For trading, the platforms will need to be registered with commissions and/or regulators in their country to legally operate the exchange. This financial regulator is regulating the currency, transfer, and trading business.

What is Security Token?
In 2017 we saw the emergence of companies issuing tokens to raise capital. In countries such as USA and Canada, regulators have been very clear on this form of capital raising.

When a company offers a token from their company for an investor to invest in, the goal is for the token to trade and gain in value. Security agencies, including the SEC in the USA and the CSA in Canada, have made it clear that when companies are conducting a token offering in which the token has the ability to trade and gain in value, it must be issued as a security token.

Security Token is a tokenized security that is issued by a company. The security represents an equity position in the company. In order to issue the security, the company must comply with regulations as to how it can market the offering, who it can attract to invest in their company, reporting requirements, trading restrictions, and custodianship (Transfer Agent) requirements.

For a company to issue a security token it must:

  • Determine what jurisdiction (countries) it wants to attract investors from
  • Determine what exemption to use to offer their security token to investors (accredited or non-accredited investors)
  • Determine trading restrictions per jurisdiction and exemption
  • Determine reporting requirements per jurisdiction and exemption
  • Determine Transfer Agent requirements per jurisdiction and exemption
  • Determine if Broker Dealer is required per jurisdiction
  • Determine what regulated ATS Secondary Market is available for trading

As you can see it’s clear how different these two are from each other and there should be no confusion going forward.

Here is how the two can come together and be used in the proper context. You can use cryptocurrency to invest in a security token offering by a company. But that can only happen as long as the company has agreed to accept this form of digital currency, the investor meets regulatory requirements, the company can offer their securities in the country (Jurisdiction) of residence of the investor, and if the company is using a broker-dealer, the dealer is also prepared to accept that form of payment.

KoreSummit – an opportunity to learn about what is a fully compliant Security Token

Security Token – and all the technology and buzzwords that go with it – is not an easy topic. Search these terms online, and you can get lost in a labyrinth of links, manuals and definitive guides. Above all, you will find many experts that will guarantee this is the next big thing and they know all about it.

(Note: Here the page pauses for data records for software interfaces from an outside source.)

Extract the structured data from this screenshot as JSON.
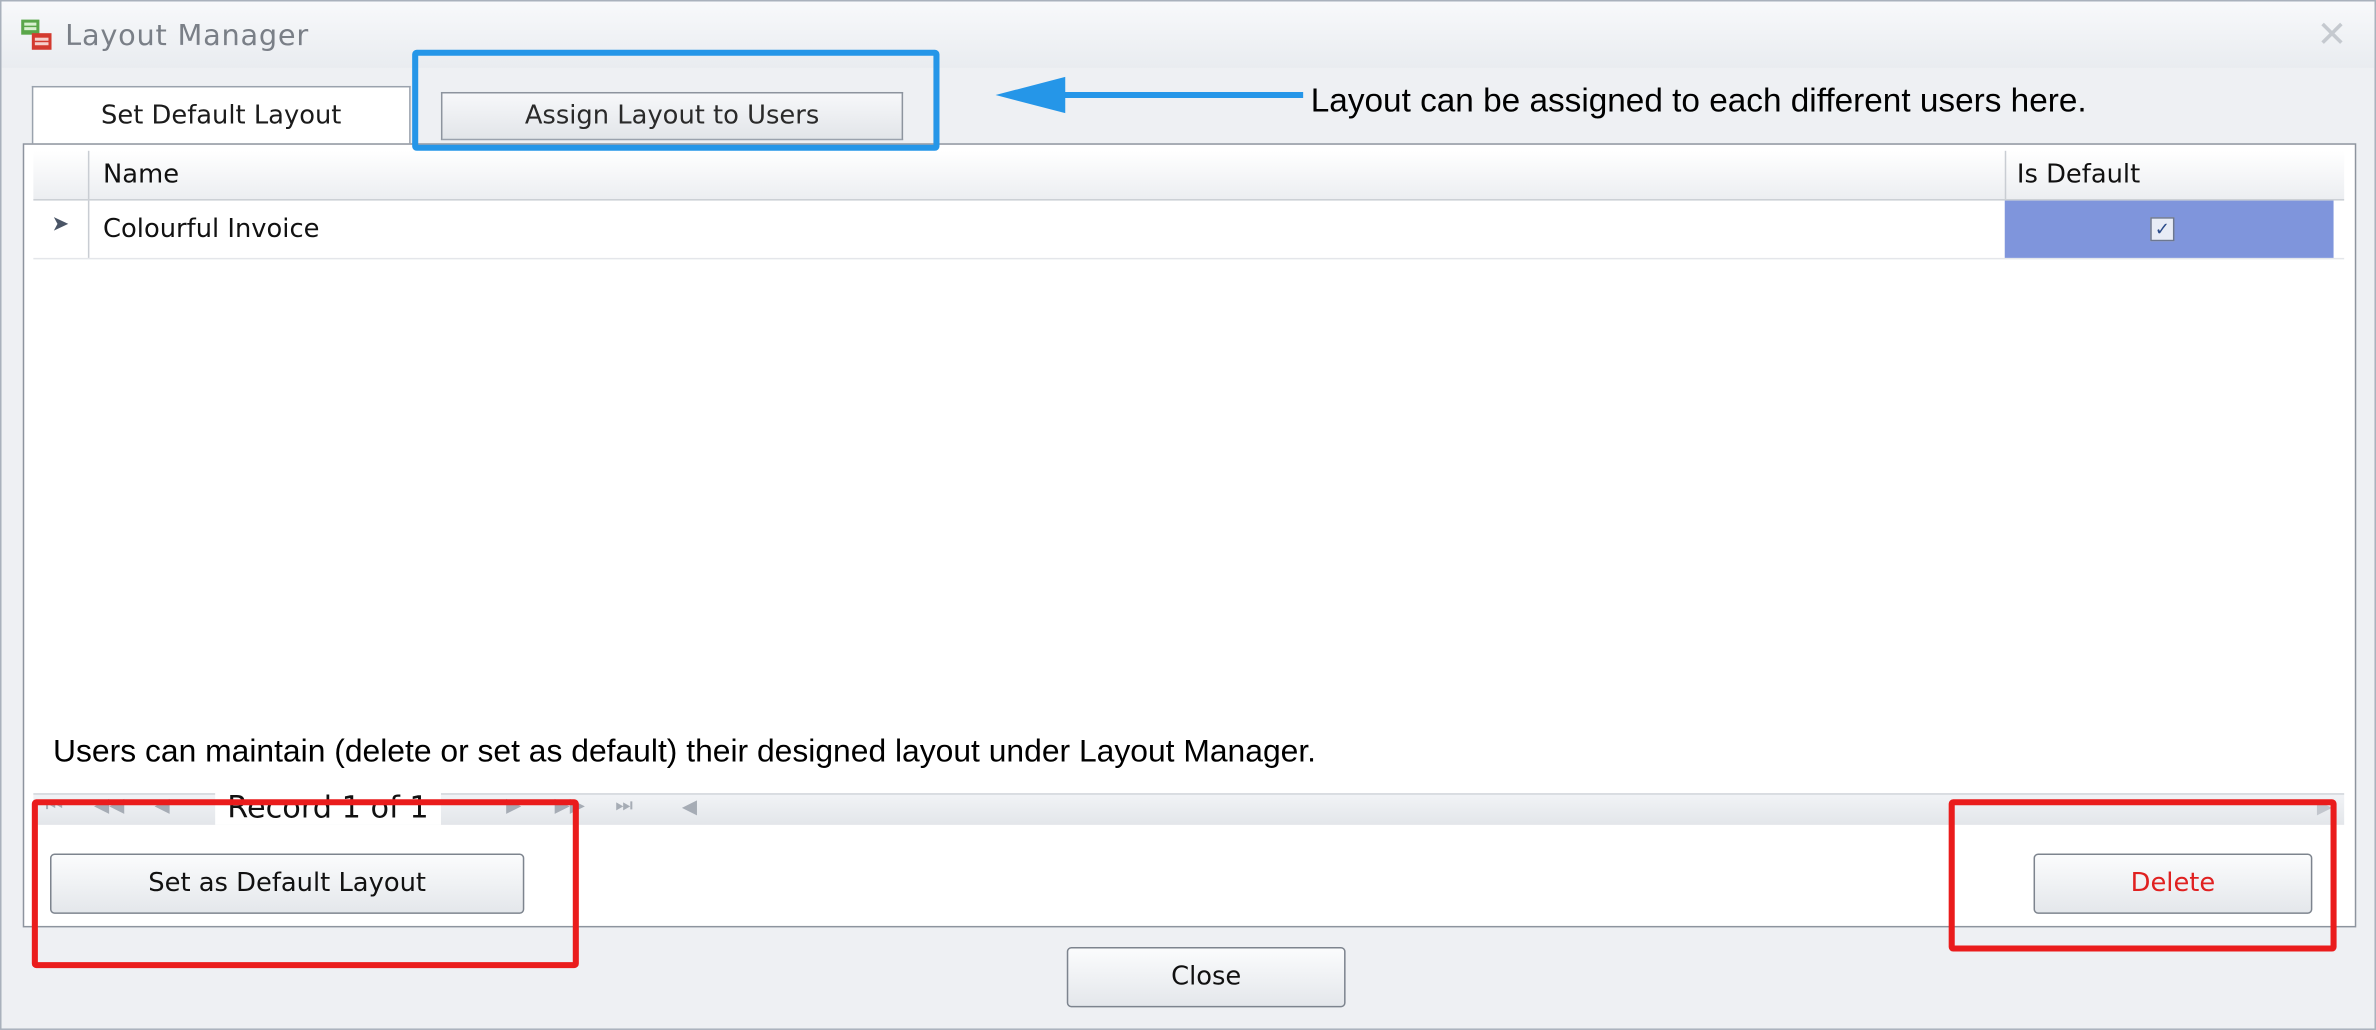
{
  "window": {
    "title": "Layout Manager",
    "close_glyph": "✕",
    "app_icon": "layout-manager-icon"
  },
  "tabs": [
    {
      "label": "Set Default Layout",
      "active": true
    },
    {
      "label": "Assign Layout to Users",
      "active": false
    }
  ],
  "grid": {
    "columns": {
      "name": "Name",
      "is_default": "Is Default"
    },
    "rows": [
      {
        "marker": "➤",
        "name": "Colourful Invoice",
        "is_default": true,
        "check": "✓"
      }
    ]
  },
  "navigator": {
    "first": "⏮",
    "prev_page": "◀◀",
    "prev": "◀",
    "record_text": "Record 1 of 1",
    "next": "▶",
    "next_page": "▶▶",
    "last": "⏭",
    "scroll_left": "◀",
    "scroll_right": "▶"
  },
  "buttons": {
    "set_default": "Set as Default Layout",
    "delete": "Delete",
    "close": "Close"
  },
  "annotations": {
    "top": "Layout can be assigned to each different users here.",
    "bottom": "Users can maintain (delete or set as default) their designed layout under Layout Manager."
  },
  "colors": {
    "highlight_blue": "#2596e8",
    "highlight_red": "#ea1c1c",
    "selected_cell": "#7f95dc",
    "delete_text": "#e02020"
  }
}
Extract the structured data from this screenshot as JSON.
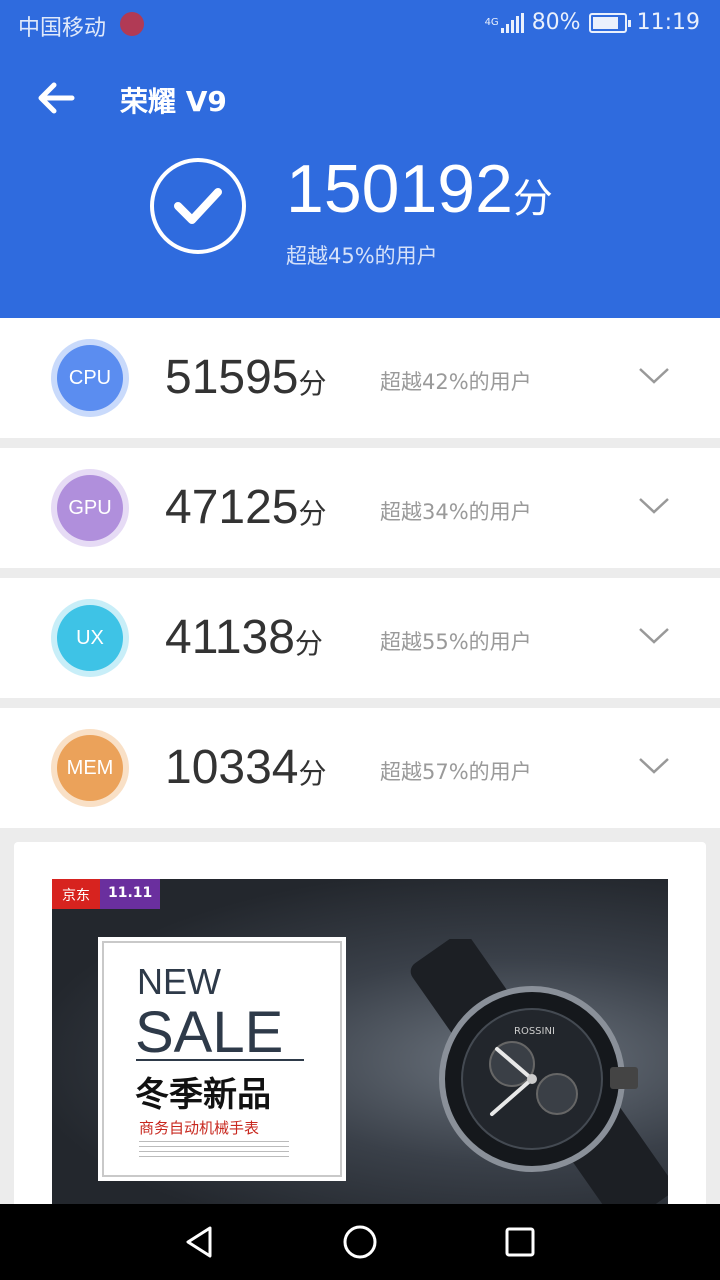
{
  "status_bar": {
    "carrier": "中国移动",
    "network": "4G",
    "battery_level": 0.8,
    "battery": "80%",
    "time": "11:19"
  },
  "header": {
    "title": "荣耀 V9",
    "total_score": "150192",
    "score_unit": "分",
    "percentile_text": "超越45%的用户",
    "background_color": "#2f6bde"
  },
  "scores": [
    {
      "label": "CPU",
      "score": "51595",
      "unit": "分",
      "percentile_text": "超越42%的用户",
      "color": "#5b8df0",
      "ring_color": "#c9dafb"
    },
    {
      "label": "GPU",
      "score": "47125",
      "unit": "分",
      "percentile_text": "超越34%的用户",
      "color": "#b08fdc",
      "ring_color": "#e6dbf5"
    },
    {
      "label": "UX",
      "score": "41138",
      "unit": "分",
      "percentile_text": "超越55%的用户",
      "color": "#3ec3e6",
      "ring_color": "#c8eef8"
    },
    {
      "label": "MEM",
      "score": "10334",
      "unit": "分",
      "percentile_text": "超越57%的用户",
      "color": "#eba25a",
      "ring_color": "#f9e0c6"
    }
  ],
  "ad": {
    "badge_store": "京东",
    "badge_event": "11.11",
    "headline_1": "NEW",
    "headline_2": "SALE",
    "headline_cn": "冬季新品",
    "subline": "商务自动机械手表",
    "watch_brand": "ROSSINI"
  },
  "icons": {
    "back": "arrow-left-icon",
    "check": "check-circle-icon",
    "expand": "chevron-down-icon",
    "nav_back": "triangle-back-icon",
    "nav_home": "circle-home-icon",
    "nav_recent": "square-recent-icon"
  }
}
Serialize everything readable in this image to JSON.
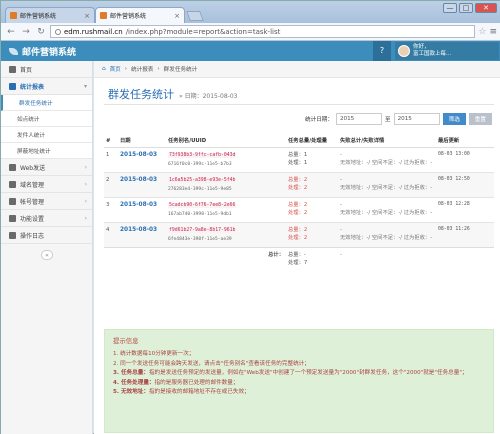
{
  "browser": {
    "tabs": [
      {
        "label": "邮件营销系统"
      },
      {
        "label": "邮件营销系统"
      }
    ],
    "url_prefix": "edm.rushmail.cn",
    "url_rest": "/index.php?module=report&action=task-list",
    "window_buttons": [
      "—",
      "□",
      "✕"
    ]
  },
  "header": {
    "brand": "邮件营销系统",
    "help": "?",
    "user_greeting": "你好，",
    "user_name": "富工国款上每..."
  },
  "sidebar": {
    "items": [
      {
        "label": "首页",
        "icon": "home-icon"
      },
      {
        "label": "统计报表",
        "icon": "chart-icon",
        "active": true
      },
      {
        "label": "Web发送",
        "icon": "globe-icon"
      },
      {
        "label": "域名管理",
        "icon": "gear-icon"
      },
      {
        "label": "帐号管理",
        "icon": "users-icon"
      },
      {
        "label": "功能设置",
        "icon": "wrench-icon"
      },
      {
        "label": "操作日志",
        "icon": "list-icon"
      }
    ],
    "subitems": [
      {
        "label": "群发任务统计"
      },
      {
        "label": "如点统计"
      },
      {
        "label": "发件人统计"
      },
      {
        "label": "屏蔽地址统计"
      }
    ],
    "collapse": "«"
  },
  "breadcrumb": [
    "首页",
    "统计报表",
    "群发任务统计"
  ],
  "page": {
    "title": "群发任务统计",
    "subtitle": "» 日期：2015-08-03"
  },
  "filter": {
    "label": "统计日期：",
    "from": "2015",
    "to_label": "至",
    "to": "2015",
    "filter_btn": "筛选",
    "reset_btn": "重置"
  },
  "table": {
    "headers": [
      "#",
      "日期",
      "任务别名/UUID",
      "任务总量/处理量",
      "失败总计/失败详情",
      "最后更新"
    ],
    "rows": [
      {
        "num": "1",
        "date": "2015-08-03",
        "tid": "73f938b3-9ffc-cafb-043d",
        "uuid": "6716f0c0-399c-11e5-b7b3",
        "total": "总量：1",
        "processed": "处理：1",
        "fail_total": "-",
        "fail_detail": "无效地址：-/ 空间不足：-/ 过为拒收：-",
        "updated": "08-03 13:00"
      },
      {
        "num": "2",
        "date": "2015-08-03",
        "tid": "1c6a5b25-a398-e93e-5f4b",
        "uuid": "276283e4-399c-11e5-9e85",
        "total": "总量：2",
        "processed": "处理：2",
        "fail_total": "-",
        "fail_detail": "无效地址：-/ 空间不足：-/ 过为拒收：-",
        "updated": "08-03 12:50"
      },
      {
        "num": "3",
        "date": "2015-08-03",
        "tid": "5cadcb90-6f76-7ee8-2e66",
        "uuid": "167ab740-3998-11e5-9db1",
        "total": "总量：2",
        "processed": "处理：2",
        "fail_total": "-",
        "fail_detail": "无效地址：-/ 空间不足：-/ 过为拒收：-",
        "updated": "08-03 12:28"
      },
      {
        "num": "4",
        "date": "2015-08-03",
        "tid": "f9d61b27-9a8e-8b17-961b",
        "uuid": "6fe4843e-398f-11e5-ae39",
        "total": "总量：2",
        "processed": "处理：2",
        "fail_total": "-",
        "fail_detail": "无效地址：-/ 空间不足：-/ 过为拒收：-",
        "updated": "08-03 11:26"
      }
    ],
    "summary": {
      "label": "总计：",
      "total": "总量：-",
      "processed": "处理：7",
      "fail": "-"
    }
  },
  "info": {
    "title": "提示信息",
    "items": [
      {
        "key": "",
        "text": "1. 统计数据每10分钟更新一次；"
      },
      {
        "key": "",
        "text": "2. 同一个发送任务可能会跨天发送，请点击\"任务别名\"查看该任务的完整统计；"
      },
      {
        "key": "3. 任务总量：",
        "text": "指的是发送任务预定的发送量，例如在\"Web发送\"中创建了一个预定发送量为\"2000\"封群发任务，这个\"2000\"就是\"任务总量\"；"
      },
      {
        "key": "4. 任务处理量：",
        "text": "指的是服务器已处理的邮件数量；"
      },
      {
        "key": "5. 无效地址：",
        "text": "指的是接收的邮箱地址不存在或已失效；"
      }
    ]
  },
  "colors": {
    "accent": "#3c8dbc",
    "link": "#2a6fb3",
    "alert_bg": "#dff0d8"
  }
}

The complexity surrounding the security tokens is second only to the importance it carries in the financial world. It can indeed be the next big thing. If companies get the foundation and development of security tokens right, this has the potential to bring down the market as we know today.

Which only adds more pressure to get to the right information. Take, for instance, the thousands of ICO that emerged with the blockchain phenomena. Thousand of investors thought they were well informed and ended up victims of scams.

If you want to invest in the blockchain, by buying security tokens or offering it through your own company, you better listen to experts. That is why events such as the KoreSummit, in which renowned professionals share their insights with the public, are so important.

No wonder this is an invite-only event. This is exclusive information that you may not get elsewhere. All aspects around the new KoreToken protocol, including the KoreChain, Hyperledger Fabric, and Security Tokens will be discussed with the public.

Usually, you would pay a significant fee to access this type of information. But the KoreSummit is for free, in the same spirit of the KoreConX platform.

You can apply for the event here, and our team will review your application.

Hope we can meet there.